A Review of
The Great Chasm: How to Stop Our Wealth from Separating Us from the Poor and God.
People read books for various reasons. Maybe you read romance novels to be “swept away to a distant land.” Or maybe you enjoy a book that is set in the mountains and is wet with beautiful imagery of mountain peaks, blue skies and crisp clean air. Still others may enjoy stories with happy endings because they like to imagine themselves in the heroine’s role (wouldn’t everyone love to be Tom Cruise at the end of the movie Jerry Maguire). And still others read books hoping to find answers to life’s big questions.
There is a good chance that you will not be fond of the message contained in Derek Engdahl’s The Great Chasm. There’s an even better chance that you will not enjoy some of the imagery he uses to describe the slums of Manila, Haiti or Mexico. And many of you won’t be thrilled to read about servant living and/or the importance of giving up things we don’t need. And many readers will finish Engdahl’s book with a nagging pain in their side, as they acknowledge their own failure to have compassion for those in need.
A Feature Review of
Poverty and Profit
in the American City
Hardback: Crown Books, 2016
Buy: [ Amazon ] [ Kindle ]
Reviewed by Kristin Williams
When the housing market was as close to the bottom as it would get, my husband was offered a perfect job in another state. Our only hesitation came when we looked around the small town we would be leaving and saw many homes for sale or standing empty and very little movement in the market. Thinking we could wait until the market rebounded, we decided try renting our house for a while. Today, nearly 8 years later, we are still renting our house out and still learning exactly what that means.
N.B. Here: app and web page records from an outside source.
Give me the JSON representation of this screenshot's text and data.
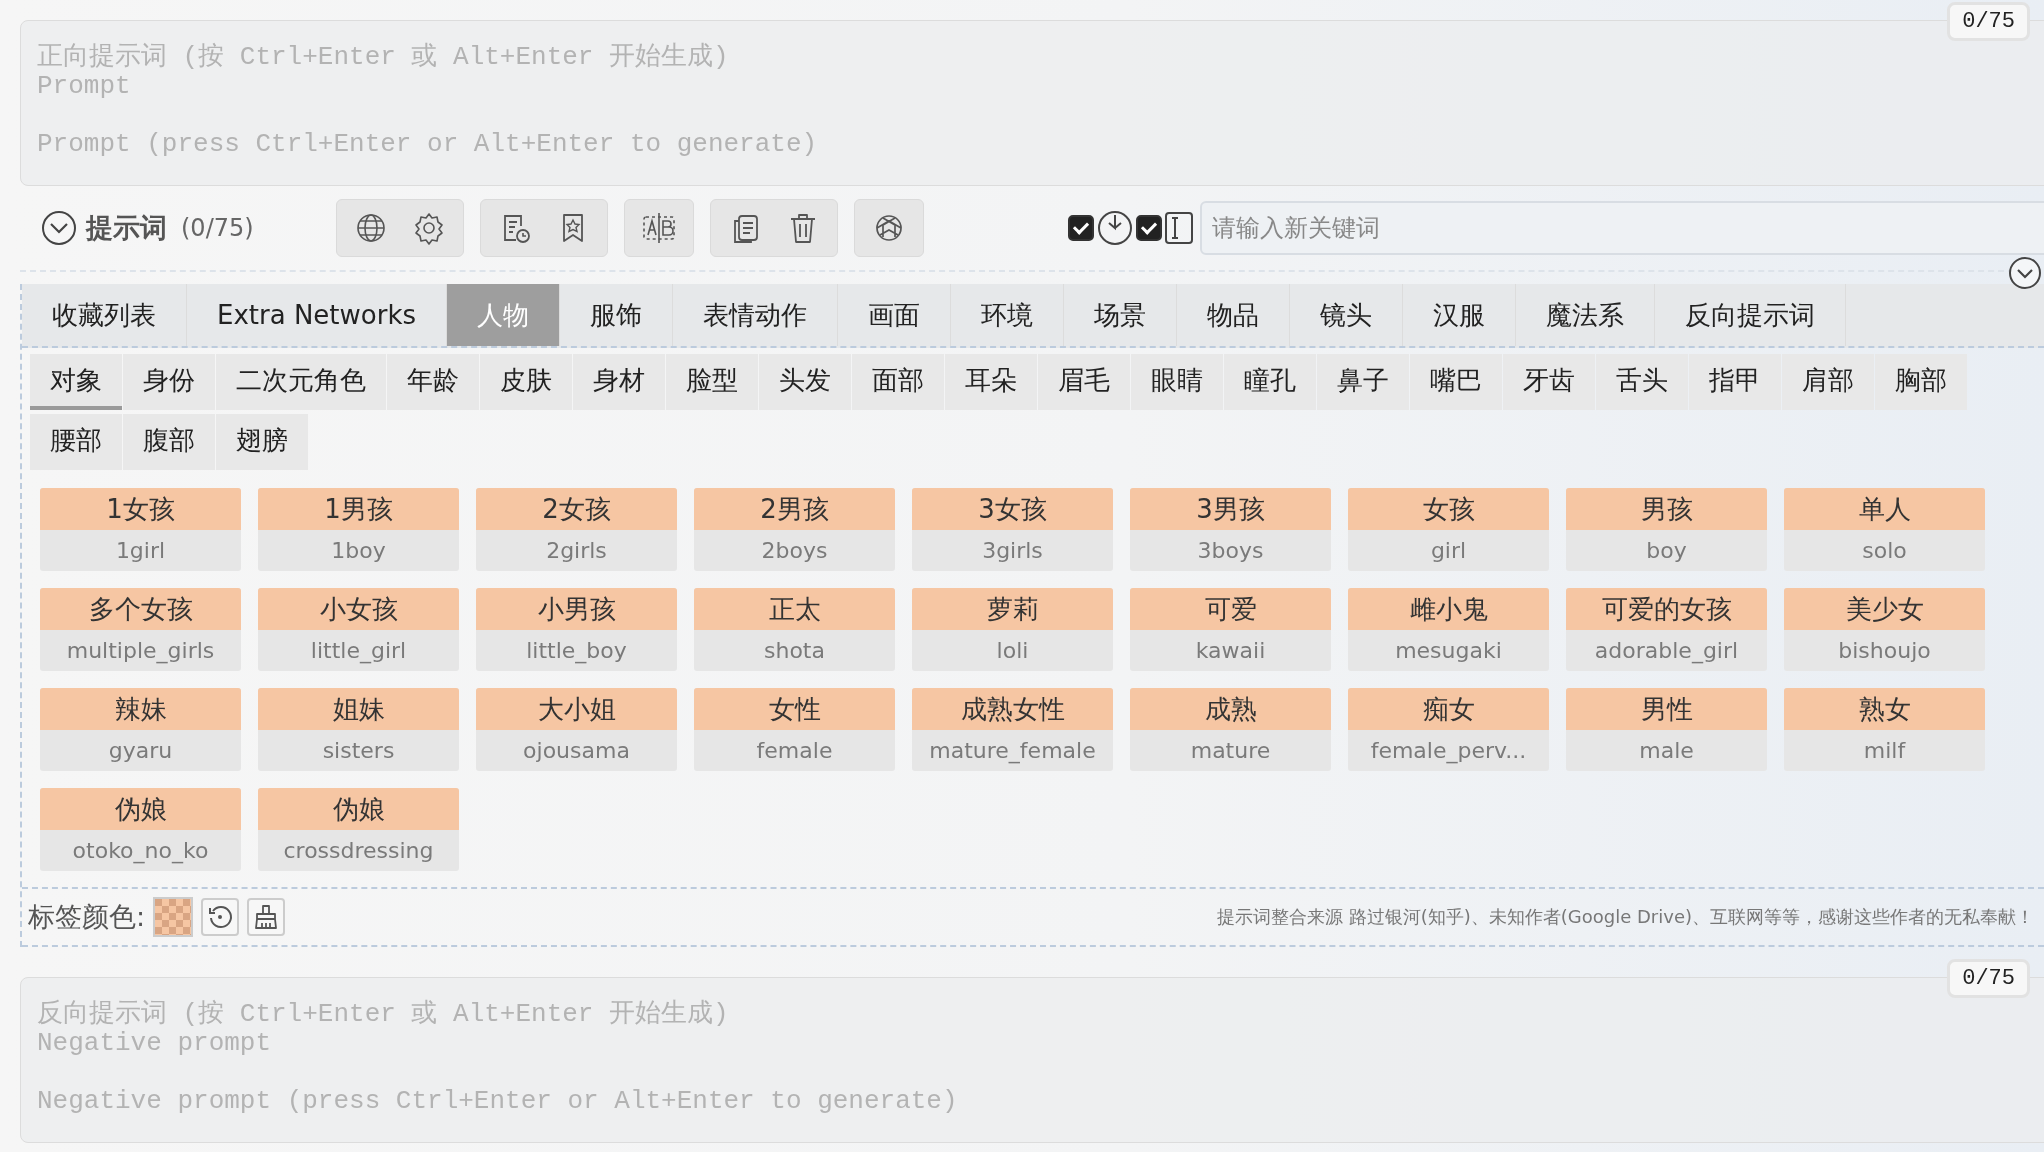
{
  "prompt": {
    "placeholder": "正向提示词 (按 Ctrl+Enter 或 Alt+Enter 开始生成)\nPrompt\n\nPrompt (press Ctrl+Enter or Alt+Enter to generate)",
    "counter": "0/75"
  },
  "toolbar": {
    "title": "提示词",
    "count": "(0/75)",
    "checks": [
      {
        "checked": true
      },
      {
        "checked": true
      }
    ],
    "keyword_placeholder": "请输入新关键词"
  },
  "tabs": [
    {
      "label": "收藏列表",
      "selected": false
    },
    {
      "label": "Extra Networks",
      "selected": false
    },
    {
      "label": "人物",
      "selected": true
    },
    {
      "label": "服饰",
      "selected": false
    },
    {
      "label": "表情动作",
      "selected": false
    },
    {
      "label": "画面",
      "selected": false
    },
    {
      "label": "环境",
      "selected": false
    },
    {
      "label": "场景",
      "selected": false
    },
    {
      "label": "物品",
      "selected": false
    },
    {
      "label": "镜头",
      "selected": false
    },
    {
      "label": "汉服",
      "selected": false
    },
    {
      "label": "魔法系",
      "selected": false
    },
    {
      "label": "反向提示词",
      "selected": false
    }
  ],
  "subtabs": [
    {
      "label": "对象",
      "selected": true
    },
    {
      "label": "身份",
      "selected": false
    },
    {
      "label": "二次元角色",
      "selected": false
    },
    {
      "label": "年龄",
      "selected": false
    },
    {
      "label": "皮肤",
      "selected": false
    },
    {
      "label": "身材",
      "selected": false
    },
    {
      "label": "脸型",
      "selected": false
    },
    {
      "label": "头发",
      "selected": false
    },
    {
      "label": "面部",
      "selected": false
    },
    {
      "label": "耳朵",
      "selected": false
    },
    {
      "label": "眉毛",
      "selected": false
    },
    {
      "label": "眼睛",
      "selected": false
    },
    {
      "label": "瞳孔",
      "selected": false
    },
    {
      "label": "鼻子",
      "selected": false
    },
    {
      "label": "嘴巴",
      "selected": false
    },
    {
      "label": "牙齿",
      "selected": false
    },
    {
      "label": "舌头",
      "selected": false
    },
    {
      "label": "指甲",
      "selected": false
    },
    {
      "label": "肩部",
      "selected": false
    },
    {
      "label": "胸部",
      "selected": false
    },
    {
      "label": "腰部",
      "selected": false
    },
    {
      "label": "腹部",
      "selected": false
    },
    {
      "label": "翅膀",
      "selected": false
    }
  ],
  "tags": [
    {
      "zh": "1女孩",
      "en": "1girl"
    },
    {
      "zh": "1男孩",
      "en": "1boy"
    },
    {
      "zh": "2女孩",
      "en": "2girls"
    },
    {
      "zh": "2男孩",
      "en": "2boys"
    },
    {
      "zh": "3女孩",
      "en": "3girls"
    },
    {
      "zh": "3男孩",
      "en": "3boys"
    },
    {
      "zh": "女孩",
      "en": "girl"
    },
    {
      "zh": "男孩",
      "en": "boy"
    },
    {
      "zh": "单人",
      "en": "solo"
    },
    {
      "zh": "多个女孩",
      "en": "multiple_girls"
    },
    {
      "zh": "小女孩",
      "en": "little_girl"
    },
    {
      "zh": "小男孩",
      "en": "little_boy"
    },
    {
      "zh": "正太",
      "en": "shota"
    },
    {
      "zh": "萝莉",
      "en": "loli"
    },
    {
      "zh": "可爱",
      "en": "kawaii"
    },
    {
      "zh": "雌小鬼",
      "en": "mesugaki"
    },
    {
      "zh": "可爱的女孩",
      "en": "adorable_girl"
    },
    {
      "zh": "美少女",
      "en": "bishoujo"
    },
    {
      "zh": "辣妹",
      "en": "gyaru"
    },
    {
      "zh": "姐妹",
      "en": "sisters"
    },
    {
      "zh": "大小姐",
      "en": "ojousama"
    },
    {
      "zh": "女性",
      "en": "female"
    },
    {
      "zh": "成熟女性",
      "en": "mature_female"
    },
    {
      "zh": "成熟",
      "en": "mature"
    },
    {
      "zh": "痴女",
      "en": "female_perv..."
    },
    {
      "zh": "男性",
      "en": "male"
    },
    {
      "zh": "熟女",
      "en": "milf"
    },
    {
      "zh": "伪娘",
      "en": "otoko_no_ko"
    },
    {
      "zh": "伪娘",
      "en": "crossdressing"
    }
  ],
  "tag_bar": {
    "label": "标签颜色:",
    "credits": "提示词整合来源 路过银河(知乎)、未知作者(Google Drive)、互联网等等，感谢这些作者的无私奉献！"
  },
  "negative": {
    "placeholder": "反向提示词 (按 Ctrl+Enter 或 Alt+Enter 开始生成)\nNegative prompt\n\nNegative prompt (press Ctrl+Enter or Alt+Enter to generate)",
    "counter": "0/75"
  }
}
It was from the perspective of a landlord that I picked up Matthew Desmond’s devastating new book, Evicted: Poverty and Profit in the American City. Desmond, a Harvard sociologist and recipient of a MacArthur Grant, combines personal insight gained during years living in inner city Milwaukee and data collected as part of his Milwaukee Area Renters Study to create an eye opening portrait of poverty and racial inequality. These problems are not unique to Milwaukee, they can be found in every large American city.
Upholding the Vision: Serving the Poor in Training and Beyond
Foreword by John Perkins
Paperback: 3rd Edition, 2016
Buy now: [ Amazon ]
Reviewed by C. Christopher Smith
The Hebrew prophets described the flourishing that God intends for creation as shalom, which we could today translate as health in the deepest and most holistic sense. And nowhere is the lack of shalom more evident today than some of the most broken and economically-deprived places. We would do well to work toward to health and shalom of these places. Indeed, the Christian Community Health Fellowship (CCHF) has been working toward this end for almost 40 years, and they have just released the third edition of their helpful book Upholding the Vision, which articulates why working for the health of our poorer neighbors is vital, Kingdom work.
A Review of
Under the Sour Sun: Hunger Through The Eyes Of a Child
Elmer Hernán Rodríguez Campos
Reviewed by Tim Hoiland
I’m sure you know the line: “They have so little, but they’re so happy!” How many times have you heard a variation of that? How many times have you said it yourself?
The truth is, for those of us who live on more than $2 a day – that is, for everyone who reads the Englewood Review of Books – it is decidedly difficult to talk about poverty without the conversation quickly devolving into cliché.